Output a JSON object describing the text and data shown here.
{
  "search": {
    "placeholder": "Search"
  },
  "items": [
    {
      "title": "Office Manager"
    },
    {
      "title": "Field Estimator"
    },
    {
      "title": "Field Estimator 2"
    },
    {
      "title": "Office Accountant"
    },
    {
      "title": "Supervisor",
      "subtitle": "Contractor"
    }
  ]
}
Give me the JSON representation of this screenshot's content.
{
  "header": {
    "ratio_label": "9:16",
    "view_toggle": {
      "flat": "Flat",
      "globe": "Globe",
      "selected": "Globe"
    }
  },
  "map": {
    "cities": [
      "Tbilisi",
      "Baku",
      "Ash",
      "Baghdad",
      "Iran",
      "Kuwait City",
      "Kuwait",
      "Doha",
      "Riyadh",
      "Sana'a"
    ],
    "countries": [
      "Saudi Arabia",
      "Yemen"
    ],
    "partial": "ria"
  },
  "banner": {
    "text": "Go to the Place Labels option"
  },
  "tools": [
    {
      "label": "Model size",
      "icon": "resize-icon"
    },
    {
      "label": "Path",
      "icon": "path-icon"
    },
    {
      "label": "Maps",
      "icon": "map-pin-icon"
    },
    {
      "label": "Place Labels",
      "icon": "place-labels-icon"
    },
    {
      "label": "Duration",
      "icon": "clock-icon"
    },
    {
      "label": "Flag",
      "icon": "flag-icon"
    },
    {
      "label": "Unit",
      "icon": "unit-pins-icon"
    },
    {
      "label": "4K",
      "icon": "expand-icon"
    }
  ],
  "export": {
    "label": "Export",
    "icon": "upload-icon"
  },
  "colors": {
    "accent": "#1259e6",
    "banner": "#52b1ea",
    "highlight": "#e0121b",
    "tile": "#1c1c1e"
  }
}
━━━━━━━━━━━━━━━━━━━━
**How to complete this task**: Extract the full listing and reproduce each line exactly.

**Task solution**:
Output a JSON object describing the text and data shown here.
{
  "search": {
    "placeholder": "Search"
  },
  "items": [
    {
      "title": "Office Manager"
    },
    {
      "title": "Field Estimator"
    },
    {
      "title": "Field Estimator 2"
    },
    {
      "title": "Office Accountant"
    },
    {
      "title": "Supervisor",
      "subtitle": "Contractor"
    }
  ]
}
Give me the JSON representation of this screenshot's content.
{
  "header": {
    "ratio_label": "9:16",
    "view_toggle": {
      "flat": "Flat",
      "globe": "Globe",
      "selected": "Globe"
    }
  },
  "map": {
    "cities": [
      "Tbilisi",
      "Baku",
      "Ash",
      "Baghdad",
      "Iran",
      "Kuwait City",
      "Kuwait",
      "Doha",
      "Riyadh",
      "Sana'a"
    ],
    "countries": [
      "Saudi Arabia",
      "Yemen"
    ],
    "partial": "ria"
  },
  "banner": {
    "text": "Go to the Place Labels option"
  },
  "tools": [
    {
      "label": "Model size",
      "icon": "resize-icon"
    },
    {
      "label": "Path",
      "icon": "path-icon"
    },
    {
      "label": "Maps",
      "icon": "map-pin-icon"
    },
    {
      "label": "Place Labels",
      "icon": "place-labels-icon"
    },
    {
      "label": "Duration",
      "icon": "clock-icon"
    },
    {
      "label": "Flag",
      "icon": "flag-icon"
    },
    {
      "label": "Unit",
      "icon": "unit-pins-icon"
    },
    {
      "label": "4K",
      "icon": "expand-icon"
    }
  ],
  "export": {
    "label": "Export",
    "icon": "upload-icon"
  },
  "colors": {
    "accent": "#1259e6",
    "banner": "#52b1ea",
    "highlight": "#e0121b",
    "tile": "#1c1c1e"
  }
}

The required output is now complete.